Moses called to all the elders of Israel and said to them, “Draw forth or buy for yourselves one of the flock for your families, and slaughter the pesach-offering.”
“It shall be that when you come to the land that Hashem will give you, as He has spoken, you shall observe this service. And it shall be that when your children say to you, ‘What is this service to you?’ You shall say, ‘It is a pesach feast-offering to Hashem, Who passed over the houses of the Children of Israel in Egypt when He smote the Egyptians, but He saved our households,'” and the people bowed their heads and prostrated themselves. The Children of Israel went and did as Hashem commanded Moses and Aaron, so did they do.
–Exodus 12:21, 25-28 Stone Edition Tanakh
Today is the first full day of Passover. Jews and a good number of Christians all over the world held their home and community seders last night.
My home wasn’t one of them.
For some months, my wife has been planning on visiting our daughter in California. She left early Sunday morning and won’t be back until midday on Thursday. My grandchildren are with their Mom for the next two weeks, so it’s really only my two sons and I at home. They weren’t exactly clamoring for their old man to dust off our haggadahs and start a lot of cooking.
Passover just sort of crept up on me and suddenly it’s here.
Pesach hasn’t felt this chaotic since the Uninspired Seder of 2012 or the Unanticipated Seder the following year.
And given my comments in my previous blog post, initiating any sort of response to Pesach as a Gentile believer is beyond the scope of my obligations or my rights.
It’s been a difficult time. My Dad is slowly dying of cancer. My Mom’s cognitive abilities continue to dwindle. And as the old time actors used to say, “I am between engagements,” and have been since last Friday. One of my sons had his car engine blow up on him, and the other is buying a house, which sounds wonderful (and in many ways it is), but also introduces different stressors.
I decided to at least do the readings for Pesach I, but when I couldn’t remember where to find my Tanakh on my bookshelf, I realized it has been a really long time since I’ve read the Bible.
That can’t be good.
A friend found a piece of furniture for my son’s new home (since his ex took most of their stuff), so driving over to the gentleman’s house to pick it up, I saw a number of “Jesus loves you” bumper stickers and messages of a similar nature. I figure everything that’s happening to me now is God’s way of getting my attention.
“This too is for the good.”
Or as Rabbi Zelig Pliskin put it:
No person can know what is really good for him in the long run.
We lack peace of mind because we feel anxious and worried about what has happened to us in the past, or what might happen to us in the future. But the reality is we can never know in advance the ultimate consequences of events. Being fired from your job, or being forced to find a new home could likely lead to events that will be beneficial for you.
Today, try to recall a time when a “bad” event turned out for the “good.”
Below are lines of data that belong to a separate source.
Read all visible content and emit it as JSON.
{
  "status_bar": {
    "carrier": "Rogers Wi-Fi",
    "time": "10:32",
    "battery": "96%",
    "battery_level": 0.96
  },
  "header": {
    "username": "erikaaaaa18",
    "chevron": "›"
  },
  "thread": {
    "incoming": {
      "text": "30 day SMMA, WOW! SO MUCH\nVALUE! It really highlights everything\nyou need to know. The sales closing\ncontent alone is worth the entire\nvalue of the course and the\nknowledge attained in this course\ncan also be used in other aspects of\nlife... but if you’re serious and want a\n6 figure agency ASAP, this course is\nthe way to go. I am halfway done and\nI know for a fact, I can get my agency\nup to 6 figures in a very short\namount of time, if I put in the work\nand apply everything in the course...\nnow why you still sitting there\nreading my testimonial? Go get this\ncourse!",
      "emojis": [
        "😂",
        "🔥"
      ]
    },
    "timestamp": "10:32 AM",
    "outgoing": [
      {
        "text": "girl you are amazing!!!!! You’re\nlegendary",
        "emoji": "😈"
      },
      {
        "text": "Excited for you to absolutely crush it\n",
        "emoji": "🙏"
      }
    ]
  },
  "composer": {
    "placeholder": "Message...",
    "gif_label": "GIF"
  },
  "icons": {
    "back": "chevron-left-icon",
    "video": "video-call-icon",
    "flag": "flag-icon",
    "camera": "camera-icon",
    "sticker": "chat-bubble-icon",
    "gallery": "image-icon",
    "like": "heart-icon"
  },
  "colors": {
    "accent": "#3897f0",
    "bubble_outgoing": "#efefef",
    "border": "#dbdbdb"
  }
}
I can remember when bad events ultimately resulted in a good outcome, but I also remember the pain involved in dealing with the bad part, and the lengthy time period between bad event and good outcome.
It can be a lonely road from the bad starting line to the good finish line.
But then as long as we live, there never really is a finish. We’re never done contending with life, with other people, disappointment, loss, anxiety, desperation, the works.
I suppose that’s why I’m writing this. I need to gain perspective and to get a handle of everything that’s happening to me right now. I probably should be doing more constructive things, such as cleaning the house, mowing the lawn, scouring job boards and the like, but I’m not.
On Friday, I initiated a flurry of activity post my “between engagements” experience earlier that morning, but over the weekend, the shock had worn off. I had my grandchildren with me, and since they require a lot of attention, that provided a distraction.
But then they left to return to their Mom Sunday afternoon, and I realized just how empty I felt inside.
Okay, God. You got my attention. Now I just need to find a way to change my focus, to even have a focus. A seder last night would have been good timing, which is why I’m puzzled that Hashem arranged for it not to happen.
My wife and my daughter are together, so I hope they had the opportunity to attend a community seder, perhaps at the Chabad.
The quiet finally got to be too much for me, so I started listening to “Sunday at the Village Vanguard” by the Bill Evans Trio. It was recorded live in New York City on June 25, 1961 (my daughter’s birthday, though she wasn’t born until decades later).
Over a month or so ago, I wrote about trying to jump start my faith, and as you can see, things haven’t gone so well up.
The prodigal son is still struggling on the path that leads to home.
At the end of each seder, the last words uttered are, “Next year in Jerusalem.” For me, I’d settle for “Next year at home with my family.”
Okay, God, you’ve got my attention. Now what?